Trade unions and campaign groups have demanded an ‘immediate’ public inquiry into the Government’s handling of the Covid-19 pandemic to ‘learn lessons and save lives’.
The open letter to the prime minister, written by campaign group Covid-19 Bereaved Families for Justice, calls for a first phase ‘rapid review’, which would report back within a matter of weeks – as seen with the Taylor Inquiry following the 1989 Hillsborough disaster.
The prime minister committed to a public inquiry on the Government’s response to Covid on 15 July, but the letter states this ‘cannot be delayed any longer’ and is ‘paramount in order to minimise further loss of life’.
The organisations said: ‘Any Government, particularly during an unprecedented public health crisis, should be guided by the evidence, and we have never been more in need of swift, evidence-based policy recommendations.’
The 24 signatory organisations, including the BMA, agreed the inquiry should address a number of areas as priority, including the effectiveness of the UK’s Test and Trace programme, in line with World Health Organisation (WHO) recommendations.
As of November, a total of 11.5m people have been tested for Covid-19 since the start of the programme, according to the Government, but performance has been inconsistent, with shortages of tests and delays in receiving results at certain periods.
The inquiry should also focus on how the Government made its decisions, including around infection control measures, and the way it communicated risk levels to the public, the letter said.
It is ‘critical’ that the inquiry looks at why Covid-19 has had a disproportionate impact on black, Asian and Minority Ethnic (BAME) communities, the organisations added, in order to identify ways to tackle the root causes.
The letter also called for the inquiry to consider the functioning and capacity of the NHS in providing care to Covid patients, as well as the provision of other urgent treatments, and the threat of the virus in hospitals and care homes.
NHS performance figures in the summer were the worst on record, with only half of patients starting treatment within 18 weeks of their referral, while roughly 4 million people were on waiting lists.
Researchers have also found that diagnoses of common physical and mental health conditions in primary care fell by up to half during the peak of the Covid-19 pandemic.
‘More important than ever’
The letter added that the inquiry must satisfy the Government’s legal responsibility to give bereaved families an opportunity to participate under Article 2 of the European Convention on Human Rights (ECHR).
It said: ‘The recent news that a vaccine has been approved is a step in the right direction.

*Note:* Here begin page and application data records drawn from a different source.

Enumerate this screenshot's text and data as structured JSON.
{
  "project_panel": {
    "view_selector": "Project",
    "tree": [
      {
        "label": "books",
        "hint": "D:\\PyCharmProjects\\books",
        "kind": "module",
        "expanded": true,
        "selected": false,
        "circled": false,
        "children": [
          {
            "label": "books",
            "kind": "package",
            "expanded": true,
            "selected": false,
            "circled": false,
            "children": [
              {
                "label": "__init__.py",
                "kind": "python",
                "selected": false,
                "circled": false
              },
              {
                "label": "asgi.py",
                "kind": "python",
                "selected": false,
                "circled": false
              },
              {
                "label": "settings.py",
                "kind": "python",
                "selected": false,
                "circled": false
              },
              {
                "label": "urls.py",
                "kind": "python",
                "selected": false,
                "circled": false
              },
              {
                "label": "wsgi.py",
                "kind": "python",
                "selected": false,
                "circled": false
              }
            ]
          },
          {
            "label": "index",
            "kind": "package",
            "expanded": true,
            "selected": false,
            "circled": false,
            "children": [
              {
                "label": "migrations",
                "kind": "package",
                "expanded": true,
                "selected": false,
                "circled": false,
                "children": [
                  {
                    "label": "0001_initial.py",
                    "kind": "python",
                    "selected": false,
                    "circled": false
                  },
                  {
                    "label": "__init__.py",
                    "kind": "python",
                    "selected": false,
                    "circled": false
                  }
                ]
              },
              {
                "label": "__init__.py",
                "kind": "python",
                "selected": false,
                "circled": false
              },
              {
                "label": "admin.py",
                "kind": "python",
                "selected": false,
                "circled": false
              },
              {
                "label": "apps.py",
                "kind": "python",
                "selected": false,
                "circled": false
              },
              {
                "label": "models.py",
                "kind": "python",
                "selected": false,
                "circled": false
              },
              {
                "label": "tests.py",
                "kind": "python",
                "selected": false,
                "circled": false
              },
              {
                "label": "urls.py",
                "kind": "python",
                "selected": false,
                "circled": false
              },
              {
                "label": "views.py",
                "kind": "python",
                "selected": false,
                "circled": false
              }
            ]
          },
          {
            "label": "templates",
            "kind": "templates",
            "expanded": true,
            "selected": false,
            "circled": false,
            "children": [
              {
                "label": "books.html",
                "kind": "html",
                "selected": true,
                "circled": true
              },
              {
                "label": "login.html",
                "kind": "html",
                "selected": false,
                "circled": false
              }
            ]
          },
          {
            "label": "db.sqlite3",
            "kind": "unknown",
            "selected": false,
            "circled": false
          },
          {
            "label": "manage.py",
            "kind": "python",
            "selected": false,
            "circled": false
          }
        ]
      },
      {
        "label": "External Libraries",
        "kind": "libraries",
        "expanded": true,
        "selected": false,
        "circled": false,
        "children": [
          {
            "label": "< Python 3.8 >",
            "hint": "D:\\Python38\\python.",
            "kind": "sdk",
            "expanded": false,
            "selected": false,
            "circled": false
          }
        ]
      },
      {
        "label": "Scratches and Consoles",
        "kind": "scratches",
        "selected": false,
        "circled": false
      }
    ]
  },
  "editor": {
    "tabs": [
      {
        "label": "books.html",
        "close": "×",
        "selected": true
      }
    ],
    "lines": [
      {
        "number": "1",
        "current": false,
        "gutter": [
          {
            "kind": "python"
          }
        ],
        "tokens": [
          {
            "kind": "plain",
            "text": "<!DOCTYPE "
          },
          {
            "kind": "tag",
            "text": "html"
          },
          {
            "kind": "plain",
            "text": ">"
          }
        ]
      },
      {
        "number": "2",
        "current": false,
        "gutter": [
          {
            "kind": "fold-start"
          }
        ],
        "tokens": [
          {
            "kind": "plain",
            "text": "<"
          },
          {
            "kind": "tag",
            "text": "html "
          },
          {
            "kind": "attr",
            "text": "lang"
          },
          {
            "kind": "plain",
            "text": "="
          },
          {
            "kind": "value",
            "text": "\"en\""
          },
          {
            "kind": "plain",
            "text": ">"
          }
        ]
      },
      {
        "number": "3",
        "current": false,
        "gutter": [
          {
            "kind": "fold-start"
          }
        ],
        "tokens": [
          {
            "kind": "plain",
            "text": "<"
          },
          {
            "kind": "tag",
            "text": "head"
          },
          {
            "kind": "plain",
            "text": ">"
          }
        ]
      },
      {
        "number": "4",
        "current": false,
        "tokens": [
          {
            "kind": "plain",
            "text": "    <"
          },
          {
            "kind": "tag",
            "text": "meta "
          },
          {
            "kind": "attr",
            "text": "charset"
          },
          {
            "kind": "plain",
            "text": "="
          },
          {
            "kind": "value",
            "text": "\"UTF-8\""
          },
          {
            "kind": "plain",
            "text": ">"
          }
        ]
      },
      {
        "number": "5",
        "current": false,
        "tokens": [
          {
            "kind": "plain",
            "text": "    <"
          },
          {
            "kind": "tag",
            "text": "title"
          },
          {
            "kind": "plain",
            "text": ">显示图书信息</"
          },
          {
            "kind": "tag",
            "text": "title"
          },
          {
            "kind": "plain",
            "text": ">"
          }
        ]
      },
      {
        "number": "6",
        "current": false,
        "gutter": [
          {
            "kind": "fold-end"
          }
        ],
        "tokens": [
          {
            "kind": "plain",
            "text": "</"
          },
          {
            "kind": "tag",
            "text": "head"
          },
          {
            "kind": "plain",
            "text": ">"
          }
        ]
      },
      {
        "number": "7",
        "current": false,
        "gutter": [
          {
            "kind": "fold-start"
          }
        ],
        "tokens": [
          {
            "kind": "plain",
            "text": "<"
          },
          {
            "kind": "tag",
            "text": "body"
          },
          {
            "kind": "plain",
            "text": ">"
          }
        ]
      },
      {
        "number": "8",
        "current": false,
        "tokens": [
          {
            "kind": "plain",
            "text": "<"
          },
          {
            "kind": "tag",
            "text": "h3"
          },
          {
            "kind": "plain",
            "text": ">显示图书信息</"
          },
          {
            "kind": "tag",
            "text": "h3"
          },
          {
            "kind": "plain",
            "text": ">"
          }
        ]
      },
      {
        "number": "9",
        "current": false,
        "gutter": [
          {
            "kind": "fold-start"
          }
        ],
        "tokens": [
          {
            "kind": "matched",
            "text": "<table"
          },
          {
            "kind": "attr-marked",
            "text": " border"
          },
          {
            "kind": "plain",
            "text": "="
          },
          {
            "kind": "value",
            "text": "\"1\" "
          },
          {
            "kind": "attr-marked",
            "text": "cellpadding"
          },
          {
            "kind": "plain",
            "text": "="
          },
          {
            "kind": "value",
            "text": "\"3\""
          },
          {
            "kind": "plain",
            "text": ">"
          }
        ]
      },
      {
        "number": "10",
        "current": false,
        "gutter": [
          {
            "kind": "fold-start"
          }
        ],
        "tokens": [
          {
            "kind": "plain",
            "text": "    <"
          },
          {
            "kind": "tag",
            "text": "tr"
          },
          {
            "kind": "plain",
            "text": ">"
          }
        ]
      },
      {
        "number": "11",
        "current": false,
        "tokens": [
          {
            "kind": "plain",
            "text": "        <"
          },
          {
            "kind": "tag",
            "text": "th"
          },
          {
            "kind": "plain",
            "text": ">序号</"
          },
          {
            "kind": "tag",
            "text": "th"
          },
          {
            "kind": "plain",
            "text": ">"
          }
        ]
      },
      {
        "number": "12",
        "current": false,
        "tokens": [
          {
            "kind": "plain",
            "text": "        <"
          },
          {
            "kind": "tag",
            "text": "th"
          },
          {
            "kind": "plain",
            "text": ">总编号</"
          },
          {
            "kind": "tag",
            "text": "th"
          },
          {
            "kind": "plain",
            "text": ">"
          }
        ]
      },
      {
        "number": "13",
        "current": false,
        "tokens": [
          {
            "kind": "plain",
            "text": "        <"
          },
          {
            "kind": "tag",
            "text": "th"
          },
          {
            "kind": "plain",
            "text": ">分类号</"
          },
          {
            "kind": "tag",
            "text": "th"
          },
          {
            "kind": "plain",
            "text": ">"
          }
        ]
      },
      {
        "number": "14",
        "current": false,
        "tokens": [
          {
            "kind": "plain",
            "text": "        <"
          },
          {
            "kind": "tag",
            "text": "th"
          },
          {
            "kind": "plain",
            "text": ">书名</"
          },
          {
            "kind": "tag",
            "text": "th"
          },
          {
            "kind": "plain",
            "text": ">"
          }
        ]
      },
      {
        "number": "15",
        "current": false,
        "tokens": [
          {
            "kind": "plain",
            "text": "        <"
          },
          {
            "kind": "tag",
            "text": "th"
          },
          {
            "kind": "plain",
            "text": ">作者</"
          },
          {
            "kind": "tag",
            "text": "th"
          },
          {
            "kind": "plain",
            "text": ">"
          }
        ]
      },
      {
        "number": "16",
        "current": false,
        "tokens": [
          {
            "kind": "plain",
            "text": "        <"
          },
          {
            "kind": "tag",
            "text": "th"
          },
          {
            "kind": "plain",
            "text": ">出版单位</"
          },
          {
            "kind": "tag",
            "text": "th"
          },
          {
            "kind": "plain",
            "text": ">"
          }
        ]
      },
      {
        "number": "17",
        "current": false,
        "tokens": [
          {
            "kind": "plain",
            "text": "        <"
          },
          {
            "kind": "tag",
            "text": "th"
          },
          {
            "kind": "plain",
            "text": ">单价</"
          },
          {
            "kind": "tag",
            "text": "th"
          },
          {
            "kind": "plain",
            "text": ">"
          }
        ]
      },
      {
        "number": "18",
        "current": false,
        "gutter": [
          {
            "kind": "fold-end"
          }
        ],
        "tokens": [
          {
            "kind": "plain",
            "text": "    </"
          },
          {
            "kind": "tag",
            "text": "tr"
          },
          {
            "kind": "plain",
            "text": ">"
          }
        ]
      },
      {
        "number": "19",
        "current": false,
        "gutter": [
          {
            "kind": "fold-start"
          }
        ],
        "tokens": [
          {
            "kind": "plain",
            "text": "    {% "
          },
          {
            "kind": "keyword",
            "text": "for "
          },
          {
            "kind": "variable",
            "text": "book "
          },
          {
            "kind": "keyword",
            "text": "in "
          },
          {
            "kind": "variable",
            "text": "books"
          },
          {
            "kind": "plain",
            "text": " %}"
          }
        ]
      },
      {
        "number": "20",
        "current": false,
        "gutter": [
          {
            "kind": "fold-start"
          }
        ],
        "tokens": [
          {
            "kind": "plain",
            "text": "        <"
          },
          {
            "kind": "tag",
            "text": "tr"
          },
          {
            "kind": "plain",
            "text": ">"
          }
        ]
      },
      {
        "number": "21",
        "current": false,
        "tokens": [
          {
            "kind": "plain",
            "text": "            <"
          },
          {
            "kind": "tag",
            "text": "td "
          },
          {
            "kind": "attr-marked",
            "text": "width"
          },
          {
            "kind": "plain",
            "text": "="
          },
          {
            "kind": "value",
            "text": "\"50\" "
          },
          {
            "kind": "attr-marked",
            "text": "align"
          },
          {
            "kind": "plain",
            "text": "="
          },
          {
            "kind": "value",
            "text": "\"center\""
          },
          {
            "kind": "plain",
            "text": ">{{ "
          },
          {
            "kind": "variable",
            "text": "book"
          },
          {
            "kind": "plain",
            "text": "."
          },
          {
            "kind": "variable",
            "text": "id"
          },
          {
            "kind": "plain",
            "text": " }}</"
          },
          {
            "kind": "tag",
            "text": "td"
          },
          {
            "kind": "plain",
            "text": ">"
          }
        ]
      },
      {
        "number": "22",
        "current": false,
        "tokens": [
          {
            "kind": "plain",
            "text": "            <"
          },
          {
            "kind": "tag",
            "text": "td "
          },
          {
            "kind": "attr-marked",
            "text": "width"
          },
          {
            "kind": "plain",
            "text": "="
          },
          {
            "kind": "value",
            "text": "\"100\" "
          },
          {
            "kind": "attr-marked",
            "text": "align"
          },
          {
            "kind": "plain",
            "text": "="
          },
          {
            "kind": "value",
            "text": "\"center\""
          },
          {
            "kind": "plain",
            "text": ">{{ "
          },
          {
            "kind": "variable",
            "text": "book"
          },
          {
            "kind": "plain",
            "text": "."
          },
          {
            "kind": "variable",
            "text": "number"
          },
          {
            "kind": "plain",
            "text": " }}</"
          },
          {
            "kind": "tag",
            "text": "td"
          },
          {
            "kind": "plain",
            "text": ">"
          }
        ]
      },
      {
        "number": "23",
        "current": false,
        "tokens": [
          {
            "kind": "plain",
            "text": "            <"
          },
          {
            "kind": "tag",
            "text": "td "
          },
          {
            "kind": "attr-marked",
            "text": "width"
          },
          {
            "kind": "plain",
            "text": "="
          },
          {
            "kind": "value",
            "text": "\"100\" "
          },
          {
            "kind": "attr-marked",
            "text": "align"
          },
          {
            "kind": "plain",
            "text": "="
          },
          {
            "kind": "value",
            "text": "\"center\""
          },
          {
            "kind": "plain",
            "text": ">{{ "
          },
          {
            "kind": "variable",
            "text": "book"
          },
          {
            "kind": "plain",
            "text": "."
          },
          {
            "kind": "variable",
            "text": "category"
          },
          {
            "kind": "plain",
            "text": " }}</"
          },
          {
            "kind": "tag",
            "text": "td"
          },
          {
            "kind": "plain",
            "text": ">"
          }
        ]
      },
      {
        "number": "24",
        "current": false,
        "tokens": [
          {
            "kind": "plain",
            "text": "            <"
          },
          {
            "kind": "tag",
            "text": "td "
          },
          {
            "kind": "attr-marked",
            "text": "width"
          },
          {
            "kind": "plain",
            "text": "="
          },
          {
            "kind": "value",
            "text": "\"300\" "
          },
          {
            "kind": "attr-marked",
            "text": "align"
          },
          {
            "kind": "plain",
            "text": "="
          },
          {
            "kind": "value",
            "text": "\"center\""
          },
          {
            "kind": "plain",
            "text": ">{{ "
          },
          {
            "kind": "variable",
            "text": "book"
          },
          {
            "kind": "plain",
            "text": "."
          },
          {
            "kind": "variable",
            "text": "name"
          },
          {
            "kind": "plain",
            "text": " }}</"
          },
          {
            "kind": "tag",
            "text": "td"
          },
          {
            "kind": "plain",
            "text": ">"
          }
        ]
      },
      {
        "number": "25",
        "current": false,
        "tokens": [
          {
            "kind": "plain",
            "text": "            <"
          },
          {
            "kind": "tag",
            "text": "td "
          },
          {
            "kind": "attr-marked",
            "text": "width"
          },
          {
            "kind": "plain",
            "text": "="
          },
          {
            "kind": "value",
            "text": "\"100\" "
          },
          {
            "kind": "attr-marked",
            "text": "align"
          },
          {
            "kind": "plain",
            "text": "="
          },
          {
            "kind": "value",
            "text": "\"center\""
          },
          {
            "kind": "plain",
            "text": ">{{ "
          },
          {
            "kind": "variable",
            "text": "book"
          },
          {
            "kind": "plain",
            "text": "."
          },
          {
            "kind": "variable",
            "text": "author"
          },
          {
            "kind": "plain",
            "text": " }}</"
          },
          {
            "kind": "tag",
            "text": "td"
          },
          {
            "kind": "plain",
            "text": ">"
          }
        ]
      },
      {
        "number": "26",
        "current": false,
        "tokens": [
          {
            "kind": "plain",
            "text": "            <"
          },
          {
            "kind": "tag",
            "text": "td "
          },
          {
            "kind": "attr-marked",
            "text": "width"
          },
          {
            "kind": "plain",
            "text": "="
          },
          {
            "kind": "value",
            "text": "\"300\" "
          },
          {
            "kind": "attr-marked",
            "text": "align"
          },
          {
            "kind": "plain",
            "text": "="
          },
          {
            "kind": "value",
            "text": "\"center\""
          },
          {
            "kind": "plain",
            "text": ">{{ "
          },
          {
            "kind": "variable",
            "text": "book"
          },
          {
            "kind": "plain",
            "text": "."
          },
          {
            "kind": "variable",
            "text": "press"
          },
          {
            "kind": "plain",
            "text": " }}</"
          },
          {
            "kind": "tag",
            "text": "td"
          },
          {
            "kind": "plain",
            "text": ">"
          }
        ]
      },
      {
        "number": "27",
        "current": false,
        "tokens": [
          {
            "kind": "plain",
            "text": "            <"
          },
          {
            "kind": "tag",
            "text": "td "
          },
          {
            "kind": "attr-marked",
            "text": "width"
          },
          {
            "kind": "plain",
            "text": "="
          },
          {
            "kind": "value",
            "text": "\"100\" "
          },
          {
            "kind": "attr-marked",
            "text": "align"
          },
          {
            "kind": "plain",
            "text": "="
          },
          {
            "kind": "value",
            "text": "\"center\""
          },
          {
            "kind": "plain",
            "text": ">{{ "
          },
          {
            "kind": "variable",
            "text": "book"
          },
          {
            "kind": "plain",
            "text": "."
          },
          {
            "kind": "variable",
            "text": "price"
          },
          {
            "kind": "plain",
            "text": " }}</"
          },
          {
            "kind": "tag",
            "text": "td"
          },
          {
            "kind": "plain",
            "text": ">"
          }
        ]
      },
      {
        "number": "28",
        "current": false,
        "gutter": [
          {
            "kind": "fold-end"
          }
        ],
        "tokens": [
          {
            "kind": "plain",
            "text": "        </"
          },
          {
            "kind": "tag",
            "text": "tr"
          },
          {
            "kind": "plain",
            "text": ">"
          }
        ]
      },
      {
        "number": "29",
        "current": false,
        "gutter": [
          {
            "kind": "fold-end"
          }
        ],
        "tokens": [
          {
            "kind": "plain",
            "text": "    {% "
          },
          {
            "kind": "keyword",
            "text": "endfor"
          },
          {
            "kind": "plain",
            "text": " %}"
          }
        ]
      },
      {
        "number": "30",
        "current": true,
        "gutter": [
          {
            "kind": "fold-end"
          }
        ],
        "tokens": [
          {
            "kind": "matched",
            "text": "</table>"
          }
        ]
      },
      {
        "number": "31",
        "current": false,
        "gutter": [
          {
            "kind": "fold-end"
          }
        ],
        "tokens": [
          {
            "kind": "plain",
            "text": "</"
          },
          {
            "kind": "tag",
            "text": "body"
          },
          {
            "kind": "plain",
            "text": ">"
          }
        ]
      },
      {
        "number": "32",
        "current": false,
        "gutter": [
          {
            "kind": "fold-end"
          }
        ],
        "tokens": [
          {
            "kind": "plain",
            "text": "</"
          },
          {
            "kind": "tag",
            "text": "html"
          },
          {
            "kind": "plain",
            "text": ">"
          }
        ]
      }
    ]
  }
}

As public life begins to return to normalcy, it is more important than ever that you make good on your promise and call an urgent statutory public inquiry now to learn lessons and save lives. Unprecedented times call for an unprecedented response. A Covid-19 inquiry cannot be delayed any longer.’